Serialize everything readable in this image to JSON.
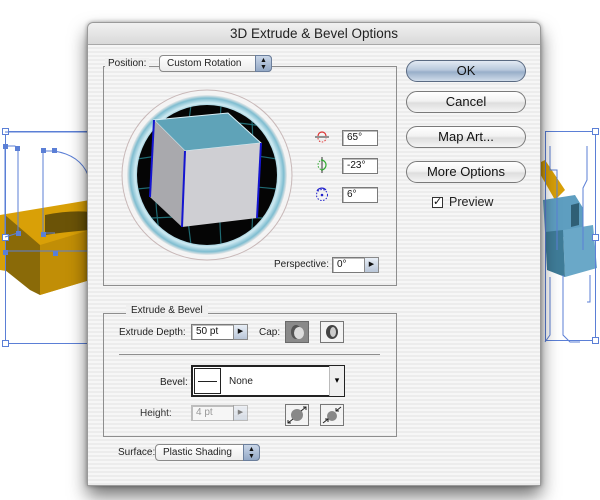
{
  "dialog": {
    "title": "3D Extrude & Bevel Options"
  },
  "position": {
    "label": "Position:",
    "preset": "Custom Rotation",
    "rotation_x_icon": "rotate-x-axis-icon",
    "rotation_y_icon": "rotate-y-axis-icon",
    "rotation_z_icon": "rotate-z-axis-icon",
    "rotation_x": "65°",
    "rotation_y": "-23°",
    "rotation_z": "6°",
    "perspective_label": "Perspective:",
    "perspective": "0°"
  },
  "buttons": {
    "ok": "OK",
    "cancel": "Cancel",
    "map_art": "Map Art...",
    "more_options": "More Options"
  },
  "preview": {
    "label": "Preview",
    "checked": true,
    "mark": "✓"
  },
  "extrude_bevel": {
    "group_label": "Extrude & Bevel",
    "depth_label": "Extrude Depth:",
    "depth": "50 pt",
    "cap_label": "Cap:",
    "cap_on_icon": "cap-on-icon",
    "cap_off_icon": "cap-off-icon",
    "bevel_label": "Bevel:",
    "bevel": "None",
    "height_label": "Height:",
    "height": "4 pt",
    "bevel_out_icon": "bevel-extent-out-icon",
    "bevel_in_icon": "bevel-extent-in-icon"
  },
  "surface": {
    "label": "Surface:",
    "value": "Plastic Shading"
  },
  "glyphs": {
    "stepper_arrow": "▶",
    "popup_arrows": "▲▼",
    "dropdown_arrow": "▾"
  },
  "colors": {
    "cube_top": "#5fa3b8",
    "cube_front": "#cfcfd3",
    "cube_side": "#a9a9ad",
    "edge_highlight": "#1515d0",
    "artwork_left": "#d9a007",
    "artwork_right": "#5e9ec0",
    "selection": "#5b7fd6"
  }
}
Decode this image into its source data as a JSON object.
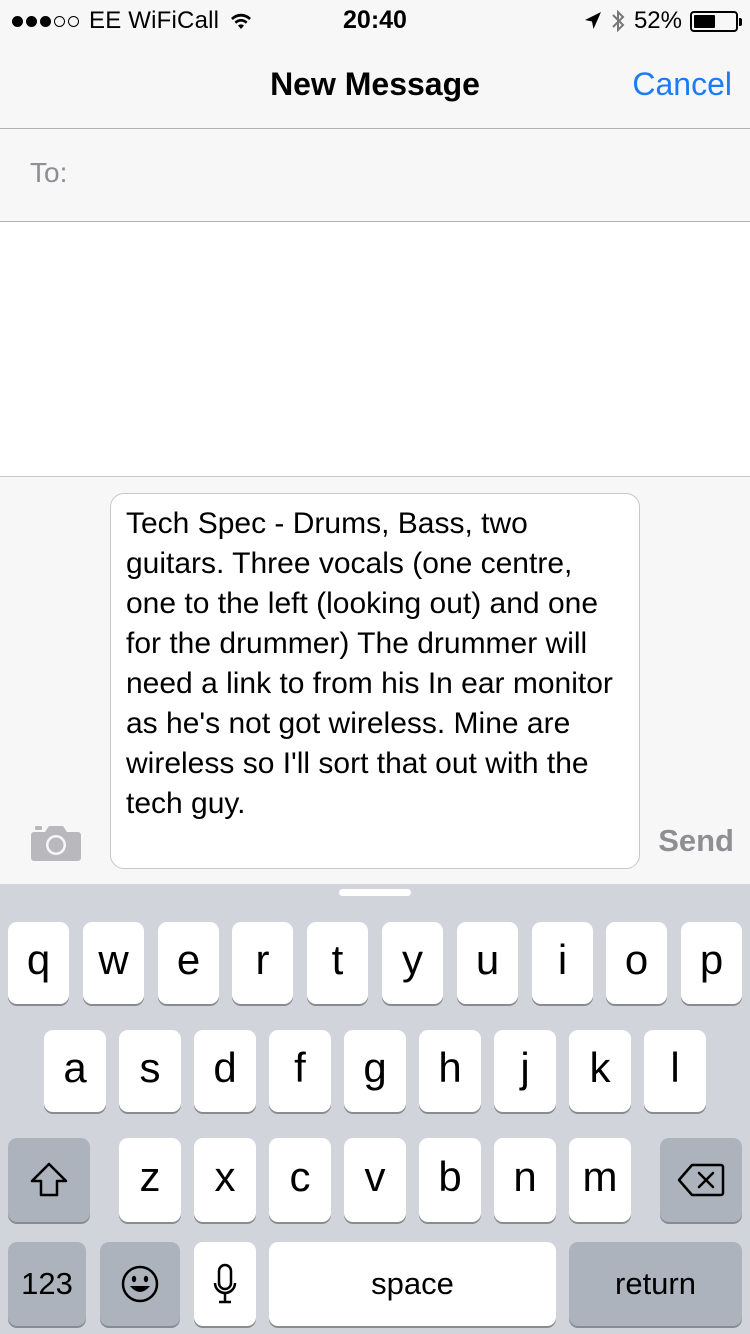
{
  "status_bar": {
    "carrier": "EE WiFiCall",
    "time": "20:40",
    "battery_text": "52%",
    "battery_level": 0.52,
    "signal_bars_filled": 3,
    "signal_bars_total": 5
  },
  "nav": {
    "title": "New Message",
    "cancel_label": "Cancel",
    "accent_color": "#1b7cf6"
  },
  "recipient": {
    "label": "To:",
    "value": ""
  },
  "compose": {
    "message": "Tech Spec - Drums, Bass, two guitars. Three vocals (one centre, one to the left (looking out) and one for the drummer) The drummer will need a link to from his In ear monitor as he's not got wireless. Mine are wireless so I'll sort that out with the tech guy.",
    "send_label": "Send",
    "camera_icon": "camera-icon"
  },
  "keyboard": {
    "row1": [
      "q",
      "w",
      "e",
      "r",
      "t",
      "y",
      "u",
      "i",
      "o",
      "p"
    ],
    "row2": [
      "a",
      "s",
      "d",
      "f",
      "g",
      "h",
      "j",
      "k",
      "l"
    ],
    "row3": [
      "z",
      "x",
      "c",
      "v",
      "b",
      "n",
      "m"
    ],
    "numbers_label": "123",
    "space_label": "space",
    "return_label": "return",
    "shift_icon": "shift-icon",
    "delete_icon": "delete-icon",
    "emoji_icon": "emoji-icon",
    "mic_icon": "microphone-icon"
  }
}
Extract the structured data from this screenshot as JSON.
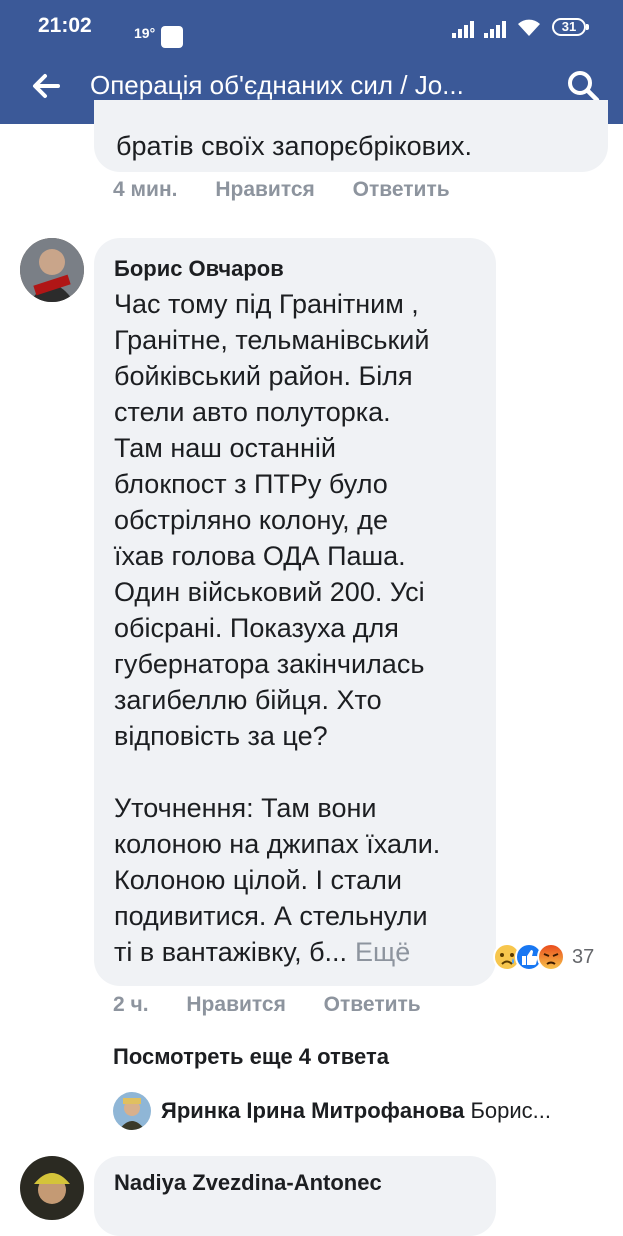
{
  "status_bar": {
    "time": "21:02",
    "temperature": "19°",
    "battery": "31"
  },
  "header": {
    "title": "Операція об'єднаних сил / Jo...",
    "back_icon": "arrow-left-icon",
    "search_icon": "search-icon"
  },
  "comments": [
    {
      "text": "братів своїх запорєбрікових.",
      "time": "4 мин.",
      "like": "Нравится",
      "reply": "Ответить"
    },
    {
      "author": "Борис Овчаров",
      "lines": [
        "Час тому під Гранітним ,",
        "Гранітне, тельманівський",
        "бойківський район. Біля",
        "стели авто полуторка.",
        "Там наш останній",
        "блокпост з ПТРу було",
        "обстріляно колону, де",
        "їхав голова ОДА Паша.",
        "Один військовий 200. Усі",
        "обісрані. Показуха для",
        "губернатора закінчилась",
        "загибеллю бійця. Хто",
        "відповість за це?",
        "",
        "Уточнення: Там вони",
        "колоною на джипах їхали.",
        "Колоною цілой. І стали",
        "подивитися. А стельнули",
        "ті в вантажівку, б..."
      ],
      "more": "Ещё",
      "reaction_count": "37",
      "time": "2 ч.",
      "like": "Нравится",
      "reply": "Ответить"
    }
  ],
  "view_more": "Посмотреть еще 4 ответа",
  "reply_preview": {
    "author": "Яринка Ірина Митрофанова",
    "text": "Борис..."
  },
  "next_comment": {
    "author": "Nadiya Zvezdina-Antonec"
  }
}
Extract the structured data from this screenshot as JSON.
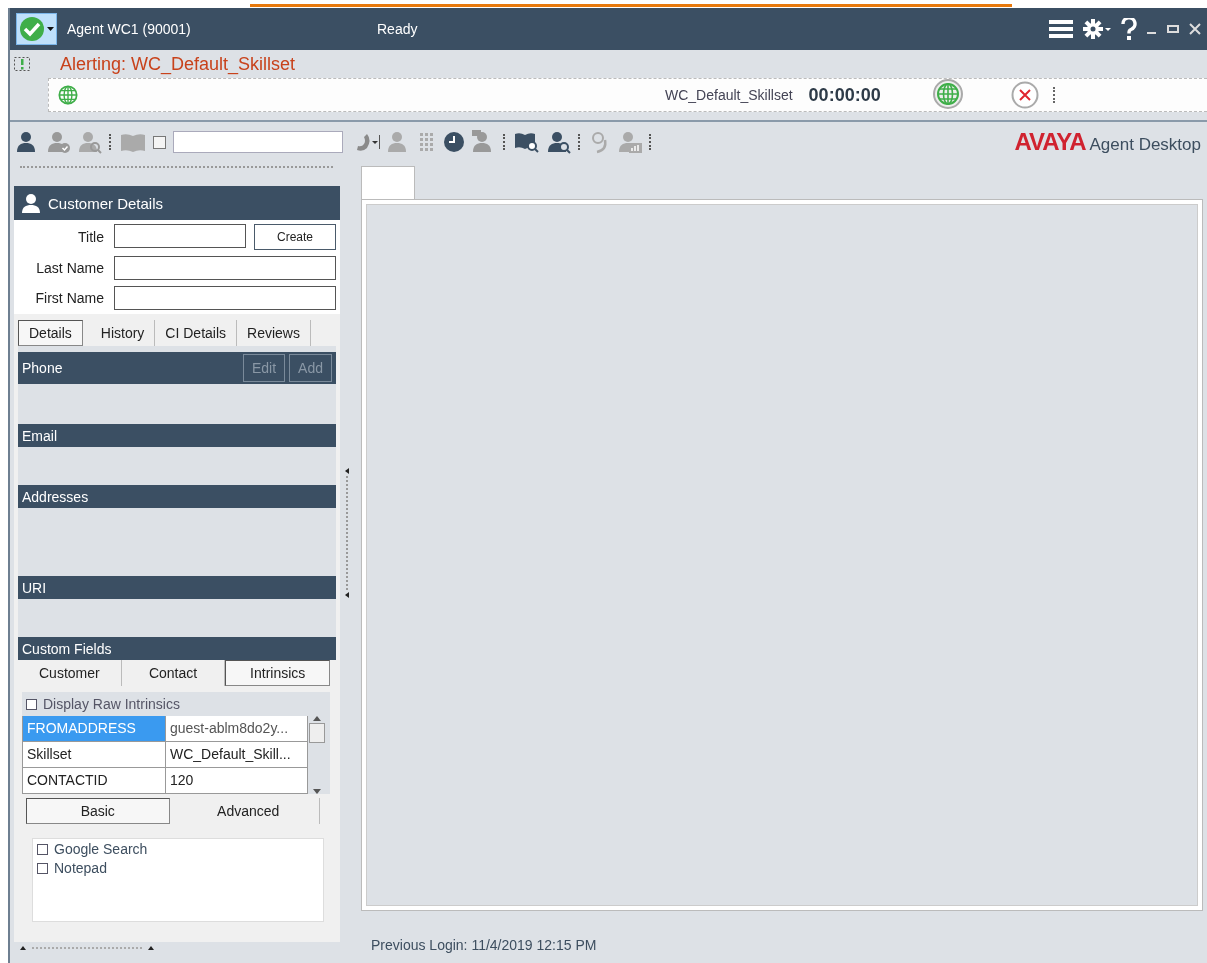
{
  "header": {
    "agent": "Agent WC1 (90001)",
    "state": "Ready"
  },
  "alert": {
    "text": "Alerting: WC_Default_Skillset"
  },
  "call_bar": {
    "skillset": "WC_Default_Skillset",
    "timer": "00:00:00"
  },
  "toolbar": {
    "dial_checkbox": {
      "checked": false
    }
  },
  "branding": {
    "logo": "AVAYA",
    "product": "Agent Desktop"
  },
  "customer_details": {
    "title": "Customer Details",
    "create_button": "Create",
    "fields": [
      {
        "label": "Title"
      },
      {
        "label": "Last Name"
      },
      {
        "label": "First Name"
      }
    ]
  },
  "detail_tabs": [
    {
      "label": "Details",
      "selected": true
    },
    {
      "label": "History",
      "selected": false
    },
    {
      "label": "CI Details",
      "selected": false
    },
    {
      "label": "Reviews",
      "selected": false
    }
  ],
  "sections": [
    {
      "title": "Phone",
      "buttons": [
        {
          "label": "Edit",
          "disabled": true
        },
        {
          "label": "Add",
          "disabled": true
        }
      ]
    },
    {
      "title": "Email"
    },
    {
      "title": "Addresses"
    },
    {
      "title": "URI"
    },
    {
      "title": "Custom Fields"
    }
  ],
  "custom_tabs": [
    {
      "label": "Customer",
      "selected": false
    },
    {
      "label": "Contact",
      "selected": false
    },
    {
      "label": "Intrinsics",
      "selected": true
    }
  ],
  "raw_intrinsics": {
    "label": "Display Raw Intrinsics",
    "checked": false
  },
  "intrinsics": [
    {
      "key": "FROMADDRESS",
      "value": "guest-ablm8do2y...",
      "selected": true
    },
    {
      "key": "Skillset",
      "value": "WC_Default_Skill...",
      "selected": false
    },
    {
      "key": "CONTACTID",
      "value": "120",
      "selected": false
    }
  ],
  "mode_tabs": [
    {
      "label": "Basic",
      "selected": true
    },
    {
      "label": "Advanced",
      "selected": false
    }
  ],
  "tools": [
    {
      "label": "Google Search",
      "checked": false
    },
    {
      "label": "Notepad",
      "checked": false
    }
  ],
  "status": "Previous Login: 11/4/2019 12:15 PM"
}
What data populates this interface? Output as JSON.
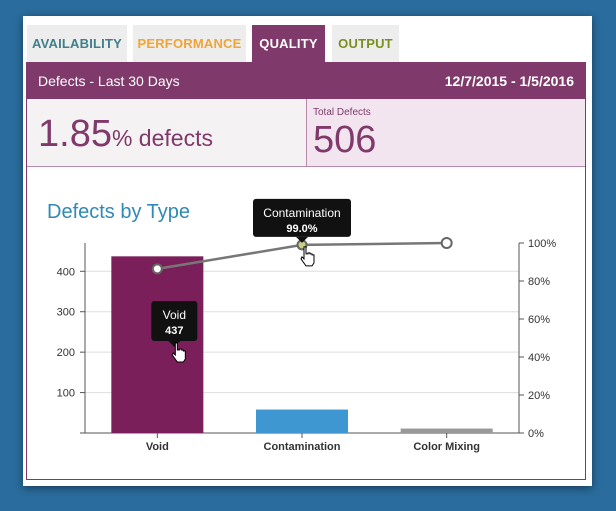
{
  "tabs": [
    {
      "label": "AVAILABILITY"
    },
    {
      "label": "PERFORMANCE"
    },
    {
      "label": "QUALITY"
    },
    {
      "label": "OUTPUT"
    }
  ],
  "active_tab": "QUALITY",
  "header": {
    "title": "Defects - Last 30 Days",
    "date_range": "12/7/2015 - 1/5/2016"
  },
  "kpi": {
    "defect_rate": "1.85",
    "defect_rate_unit": "% defects",
    "total_label": "Total Defects",
    "total_value": "506"
  },
  "colors": {
    "brand": "#7f3a6b",
    "bar_void": "#7a1f5a",
    "bar_contamination": "#3e97d1",
    "line": "#777777"
  },
  "chart_title": "Defects by Type",
  "tooltips": [
    {
      "label": "Contamination",
      "value": "99.0%"
    },
    {
      "label": "Void",
      "value": "437"
    }
  ],
  "chart_data": {
    "type": "bar",
    "title": "Defects by Type",
    "categories": [
      "Void",
      "Contamination",
      "Color Mixing"
    ],
    "series": [
      {
        "type": "bar",
        "values": [
          437,
          58,
          11
        ]
      },
      {
        "type": "line",
        "axis": "right",
        "values": [
          86.4,
          99.0,
          100
        ]
      }
    ],
    "ylim": [
      0,
      470
    ],
    "y_ticks": [
      "100",
      "200",
      "300",
      "400"
    ],
    "y2lim": [
      0,
      100
    ],
    "y2_ticks": [
      "0%",
      "20%",
      "40%",
      "60%",
      "80%",
      "100%"
    ],
    "grid": true
  }
}
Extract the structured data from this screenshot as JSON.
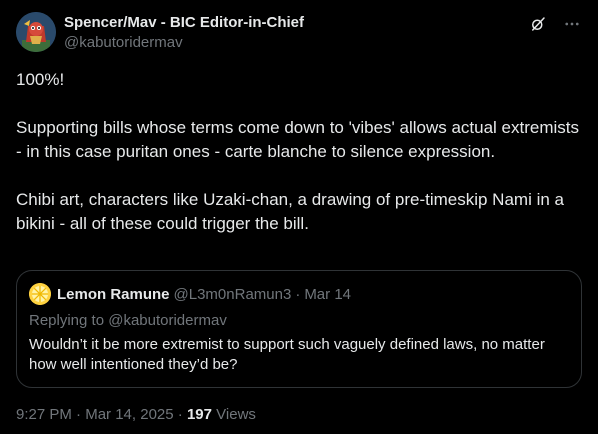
{
  "tweet": {
    "display_name": "Spencer/Mav - BIC Editor-in-Chief",
    "handle": "@kabutoridermav",
    "text": "100%!\n\nSupporting bills whose terms come down to 'vibes' allows actual extremists - in this case puritan ones - carte blanche to silence expression.\n\nChibi art, characters like Uzaki-chan, a drawing of pre-timeskip Nami in a bikini - all of these could trigger the bill.",
    "time": "9:27 PM",
    "date": "Mar 14, 2025",
    "views_count": "197",
    "views_label": "Views",
    "dot": " · "
  },
  "quote": {
    "display_name": "Lemon Ramune",
    "handle": "@L3m0nRamun3",
    "separator": "·",
    "date": "Mar 14",
    "replying_to": "Replying to @kabutoridermav",
    "text": "Wouldn’t it be more extremist to support such vaguely defined laws, no matter how well intentioned they’d be?"
  },
  "icons": {
    "grok": "grok-icon",
    "more": "more-icon",
    "avatar": "avatar-image",
    "quote_avatar": "lemon-avatar-image"
  },
  "colors": {
    "background": "#000000",
    "text": "#e7e9ea",
    "secondary": "#71767b",
    "border": "#2f3336",
    "lemon": "#ffd23f"
  }
}
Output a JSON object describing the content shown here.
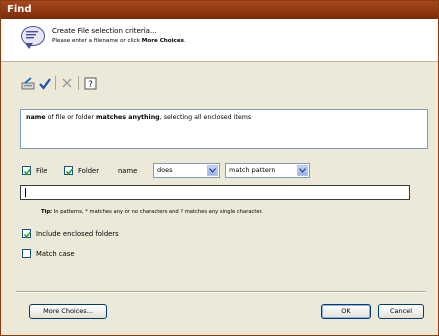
{
  "window": {
    "title": "Find"
  },
  "header": {
    "title": "Create File selection criteria...",
    "subtitle_prefix": "Please enter a filename or click ",
    "subtitle_bold": "More Choices",
    "subtitle_suffix": "."
  },
  "toolbar": {
    "icons": [
      "insert-icon",
      "check-icon",
      "delete-icon",
      "help-icon"
    ]
  },
  "description": {
    "part1": "name",
    "part2": " of file or folder ",
    "part3": "matches anything",
    "part4": ", selecting all enclosed items"
  },
  "criteria": {
    "file_label": "File",
    "file_checked": true,
    "folder_label": "Folder",
    "folder_checked": true,
    "name_label": "name",
    "operator_value": "does",
    "match_value": "match pattern"
  },
  "pattern": {
    "value": ""
  },
  "tip": {
    "label": "Tip:",
    "text": " In patterns, * matches any or no characters and ? matches any single character."
  },
  "options": {
    "include_label": "Include enclosed folders",
    "include_checked": true,
    "match_case_label": "Match case",
    "match_case_checked": false
  },
  "buttons": {
    "more_choices": "More Choices...",
    "ok": "OK",
    "cancel": "Cancel"
  },
  "colors": {
    "titlebar": "#8a3a12",
    "accent_blue": "#1c5180"
  }
}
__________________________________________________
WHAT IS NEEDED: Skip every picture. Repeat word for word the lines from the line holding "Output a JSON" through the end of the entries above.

SOLUTION:
Output a JSON object describing the content shown here.
{
  "window": {
    "title": "Find"
  },
  "header": {
    "title": "Create File selection criteria...",
    "subtitle_prefix": "Please enter a filename or click ",
    "subtitle_bold": "More Choices",
    "subtitle_suffix": "."
  },
  "toolbar": {
    "icons": [
      "insert-icon",
      "check-icon",
      "delete-icon",
      "help-icon"
    ]
  },
  "description": {
    "part1": "name",
    "part2": " of file or folder ",
    "part3": "matches anything",
    "part4": ", selecting all enclosed items"
  },
  "criteria": {
    "file_label": "File",
    "file_checked": true,
    "folder_label": "Folder",
    "folder_checked": true,
    "name_label": "name",
    "operator_value": "does",
    "match_value": "match pattern"
  },
  "pattern": {
    "value": ""
  },
  "tip": {
    "label": "Tip:",
    "text": " In patterns, * matches any or no characters and ? matches any single character."
  },
  "options": {
    "include_label": "Include enclosed folders",
    "include_checked": true,
    "match_case_label": "Match case",
    "match_case_checked": false
  },
  "buttons": {
    "more_choices": "More Choices...",
    "ok": "OK",
    "cancel": "Cancel"
  },
  "colors": {
    "titlebar": "#8a3a12",
    "accent_blue": "#1c5180"
  }
}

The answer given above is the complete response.